(Data excerpts)
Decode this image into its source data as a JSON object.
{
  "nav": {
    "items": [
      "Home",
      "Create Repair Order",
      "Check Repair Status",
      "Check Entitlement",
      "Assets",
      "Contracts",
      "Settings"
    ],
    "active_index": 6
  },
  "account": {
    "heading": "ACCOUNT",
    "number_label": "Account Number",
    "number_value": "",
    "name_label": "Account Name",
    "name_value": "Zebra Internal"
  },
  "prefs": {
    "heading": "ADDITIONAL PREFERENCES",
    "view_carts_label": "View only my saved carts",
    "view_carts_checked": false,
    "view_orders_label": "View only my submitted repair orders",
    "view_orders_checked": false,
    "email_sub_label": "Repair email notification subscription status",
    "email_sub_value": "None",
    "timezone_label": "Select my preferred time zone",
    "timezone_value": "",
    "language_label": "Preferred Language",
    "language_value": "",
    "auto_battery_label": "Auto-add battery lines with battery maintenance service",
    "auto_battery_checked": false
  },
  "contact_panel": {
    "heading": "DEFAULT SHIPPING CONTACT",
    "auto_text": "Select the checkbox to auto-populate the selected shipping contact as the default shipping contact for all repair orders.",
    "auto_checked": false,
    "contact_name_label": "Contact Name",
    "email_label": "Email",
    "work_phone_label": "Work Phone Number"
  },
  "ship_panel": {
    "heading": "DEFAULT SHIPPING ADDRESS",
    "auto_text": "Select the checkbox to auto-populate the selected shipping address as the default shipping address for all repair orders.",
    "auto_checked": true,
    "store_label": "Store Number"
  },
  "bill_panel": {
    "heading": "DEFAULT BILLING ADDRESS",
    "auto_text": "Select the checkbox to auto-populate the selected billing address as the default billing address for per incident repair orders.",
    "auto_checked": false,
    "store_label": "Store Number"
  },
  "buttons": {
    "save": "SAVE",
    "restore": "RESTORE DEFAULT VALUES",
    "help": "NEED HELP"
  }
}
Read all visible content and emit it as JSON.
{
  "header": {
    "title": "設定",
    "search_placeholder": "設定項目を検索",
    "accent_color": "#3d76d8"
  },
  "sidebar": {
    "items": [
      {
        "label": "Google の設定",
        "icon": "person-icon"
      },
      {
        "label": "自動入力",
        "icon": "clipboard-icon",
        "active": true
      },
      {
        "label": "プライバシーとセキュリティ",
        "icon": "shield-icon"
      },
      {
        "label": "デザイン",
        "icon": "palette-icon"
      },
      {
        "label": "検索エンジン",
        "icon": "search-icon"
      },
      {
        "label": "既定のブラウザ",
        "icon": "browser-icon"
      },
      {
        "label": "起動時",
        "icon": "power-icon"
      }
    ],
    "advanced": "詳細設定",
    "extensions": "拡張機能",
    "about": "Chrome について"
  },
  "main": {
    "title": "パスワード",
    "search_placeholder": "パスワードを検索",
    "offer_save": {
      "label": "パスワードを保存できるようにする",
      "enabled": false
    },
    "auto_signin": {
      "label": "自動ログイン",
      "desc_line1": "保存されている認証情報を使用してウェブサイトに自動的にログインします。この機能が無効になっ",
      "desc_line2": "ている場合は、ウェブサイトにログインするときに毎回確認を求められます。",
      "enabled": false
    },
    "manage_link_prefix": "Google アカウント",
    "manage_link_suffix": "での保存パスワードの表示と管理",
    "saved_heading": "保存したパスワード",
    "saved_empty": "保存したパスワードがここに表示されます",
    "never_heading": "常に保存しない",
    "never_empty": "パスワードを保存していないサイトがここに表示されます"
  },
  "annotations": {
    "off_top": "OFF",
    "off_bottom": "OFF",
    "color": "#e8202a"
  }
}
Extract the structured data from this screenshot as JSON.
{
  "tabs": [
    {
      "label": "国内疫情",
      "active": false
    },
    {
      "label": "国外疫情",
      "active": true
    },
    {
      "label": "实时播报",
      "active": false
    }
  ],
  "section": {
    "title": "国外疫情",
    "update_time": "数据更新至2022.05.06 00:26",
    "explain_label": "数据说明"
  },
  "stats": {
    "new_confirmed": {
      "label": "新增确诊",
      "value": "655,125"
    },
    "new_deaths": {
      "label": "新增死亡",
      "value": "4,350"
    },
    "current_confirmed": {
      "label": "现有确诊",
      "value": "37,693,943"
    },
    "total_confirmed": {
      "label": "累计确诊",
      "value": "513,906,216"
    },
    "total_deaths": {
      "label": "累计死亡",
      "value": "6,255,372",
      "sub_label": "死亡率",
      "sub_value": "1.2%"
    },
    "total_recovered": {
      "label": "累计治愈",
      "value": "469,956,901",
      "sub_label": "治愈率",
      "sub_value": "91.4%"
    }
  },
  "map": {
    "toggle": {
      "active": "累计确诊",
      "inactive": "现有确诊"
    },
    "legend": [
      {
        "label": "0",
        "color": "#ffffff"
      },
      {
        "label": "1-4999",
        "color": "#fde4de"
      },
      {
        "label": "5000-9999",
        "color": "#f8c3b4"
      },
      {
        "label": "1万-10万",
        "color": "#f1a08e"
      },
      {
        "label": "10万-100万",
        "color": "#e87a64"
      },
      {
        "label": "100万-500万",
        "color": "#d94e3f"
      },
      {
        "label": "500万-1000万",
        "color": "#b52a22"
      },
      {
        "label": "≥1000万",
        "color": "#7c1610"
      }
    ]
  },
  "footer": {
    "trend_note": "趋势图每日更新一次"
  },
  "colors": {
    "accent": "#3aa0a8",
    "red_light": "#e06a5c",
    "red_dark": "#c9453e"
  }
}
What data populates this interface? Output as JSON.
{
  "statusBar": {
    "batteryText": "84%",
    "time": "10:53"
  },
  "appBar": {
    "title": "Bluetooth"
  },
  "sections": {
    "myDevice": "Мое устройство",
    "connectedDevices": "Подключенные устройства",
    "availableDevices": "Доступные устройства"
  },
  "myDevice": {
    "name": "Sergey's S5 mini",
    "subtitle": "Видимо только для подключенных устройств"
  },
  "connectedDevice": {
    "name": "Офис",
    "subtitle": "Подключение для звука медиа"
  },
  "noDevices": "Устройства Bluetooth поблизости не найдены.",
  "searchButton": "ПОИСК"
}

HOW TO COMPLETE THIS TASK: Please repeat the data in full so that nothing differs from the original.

PROBLEM SOLUTION:
Decode this image into its source data as a JSON object.
{
  "nav": {
    "items": [
      "Home",
      "Create Repair Order",
      "Check Repair Status",
      "Check Entitlement",
      "Assets",
      "Contracts",
      "Settings"
    ],
    "active_index": 6
  },
  "account": {
    "heading": "ACCOUNT",
    "number_label": "Account Number",
    "number_value": "",
    "name_label": "Account Name",
    "name_value": "Zebra Internal"
  },
  "prefs": {
    "heading": "ADDITIONAL PREFERENCES",
    "view_carts_label": "View only my saved carts",
    "view_carts_checked": false,
    "view_orders_label": "View only my submitted repair orders",
    "view_orders_checked": false,
    "email_sub_label": "Repair email notification subscription status",
    "email_sub_value": "None",
    "timezone_label": "Select my preferred time zone",
    "timezone_value": "",
    "language_label": "Preferred Language",
    "language_value": "",
    "auto_battery_label": "Auto-add battery lines with battery maintenance service",
    "auto_battery_checked": false
  },
  "contact_panel": {
    "heading": "DEFAULT SHIPPING CONTACT",
    "auto_text": "Select the checkbox to auto-populate the selected shipping contact as the default shipping contact for all repair orders.",
    "auto_checked": false,
    "contact_name_label": "Contact Name",
    "email_label": "Email",
    "work_phone_label": "Work Phone Number"
  },
  "ship_panel": {
    "heading": "DEFAULT SHIPPING ADDRESS",
    "auto_text": "Select the checkbox to auto-populate the selected shipping address as the default shipping address for all repair orders.",
    "auto_checked": true,
    "store_label": "Store Number"
  },
  "bill_panel": {
    "heading": "DEFAULT BILLING ADDRESS",
    "auto_text": "Select the checkbox to auto-populate the selected billing address as the default billing address for per incident repair orders.",
    "auto_checked": false,
    "store_label": "Store Number"
  },
  "buttons": {
    "save": "SAVE",
    "restore": "RESTORE DEFAULT VALUES",
    "help": "NEED HELP"
  }
}
Read all visible content and emit it as JSON.
{
  "header": {
    "title": "設定",
    "search_placeholder": "設定項目を検索",
    "accent_color": "#3d76d8"
  },
  "sidebar": {
    "items": [
      {
        "label": "Google の設定",
        "icon": "person-icon"
      },
      {
        "label": "自動入力",
        "icon": "clipboard-icon",
        "active": true
      },
      {
        "label": "プライバシーとセキュリティ",
        "icon": "shield-icon"
      },
      {
        "label": "デザイン",
        "icon": "palette-icon"
      },
      {
        "label": "検索エンジン",
        "icon": "search-icon"
      },
      {
        "label": "既定のブラウザ",
        "icon": "browser-icon"
      },
      {
        "label": "起動時",
        "icon": "power-icon"
      }
    ],
    "advanced": "詳細設定",
    "extensions": "拡張機能",
    "about": "Chrome について"
  },
  "main": {
    "title": "パスワード",
    "search_placeholder": "パスワードを検索",
    "offer_save": {
      "label": "パスワードを保存できるようにする",
      "enabled": false
    },
    "auto_signin": {
      "label": "自動ログイン",
      "desc_line1": "保存されている認証情報を使用してウェブサイトに自動的にログインします。この機能が無効になっ",
      "desc_line2": "ている場合は、ウェブサイトにログインするときに毎回確認を求められます。",
      "enabled": false
    },
    "manage_link_prefix": "Google アカウント",
    "manage_link_suffix": "での保存パスワードの表示と管理",
    "saved_heading": "保存したパスワード",
    "saved_empty": "保存したパスワードがここに表示されます",
    "never_heading": "常に保存しない",
    "never_empty": "パスワードを保存していないサイトがここに表示されます"
  },
  "annotations": {
    "off_top": "OFF",
    "off_bottom": "OFF",
    "color": "#e8202a"
  }
}
Extract the structured data from this screenshot as JSON.
{
  "tabs": [
    {
      "label": "国内疫情",
      "active": false
    },
    {
      "label": "国外疫情",
      "active": true
    },
    {
      "label": "实时播报",
      "active": false
    }
  ],
  "section": {
    "title": "国外疫情",
    "update_time": "数据更新至2022.05.06 00:26",
    "explain_label": "数据说明"
  },
  "stats": {
    "new_confirmed": {
      "label": "新增确诊",
      "value": "655,125"
    },
    "new_deaths": {
      "label": "新增死亡",
      "value": "4,350"
    },
    "current_confirmed": {
      "label": "现有确诊",
      "value": "37,693,943"
    },
    "total_confirmed": {
      "label": "累计确诊",
      "value": "513,906,216"
    },
    "total_deaths": {
      "label": "累计死亡",
      "value": "6,255,372",
      "sub_label": "死亡率",
      "sub_value": "1.2%"
    },
    "total_recovered": {
      "label": "累计治愈",
      "value": "469,956,901",
      "sub_label": "治愈率",
      "sub_value": "91.4%"
    }
  },
  "map": {
    "toggle": {
      "active": "累计确诊",
      "inactive": "现有确诊"
    },
    "legend": [
      {
        "label": "0",
        "color": "#ffffff"
      },
      {
        "label": "1-4999",
        "color": "#fde4de"
      },
      {
        "label": "5000-9999",
        "color": "#f8c3b4"
      },
      {
        "label": "1万-10万",
        "color": "#f1a08e"
      },
      {
        "label": "10万-100万",
        "color": "#e87a64"
      },
      {
        "label": "100万-500万",
        "color": "#d94e3f"
      },
      {
        "label": "500万-1000万",
        "color": "#b52a22"
      },
      {
        "label": "≥1000万",
        "color": "#7c1610"
      }
    ]
  },
  "footer": {
    "trend_note": "趋势图每日更新一次"
  },
  "colors": {
    "accent": "#3aa0a8",
    "red_light": "#e06a5c",
    "red_dark": "#c9453e"
  }
}
What data populates this interface? Output as JSON.
{
  "statusBar": {
    "batteryText": "84%",
    "time": "10:53"
  },
  "appBar": {
    "title": "Bluetooth"
  },
  "sections": {
    "myDevice": "Мое устройство",
    "connectedDevices": "Подключенные устройства",
    "availableDevices": "Доступные устройства"
  },
  "myDevice": {
    "name": "Sergey's S5 mini",
    "subtitle": "Видимо только для подключенных устройств"
  },
  "connectedDevice": {
    "name": "Офис",
    "subtitle": "Подключение для звука медиа"
  },
  "noDevices": "Устройства Bluetooth поблизости не найдены.",
  "searchButton": "ПОИСК"
}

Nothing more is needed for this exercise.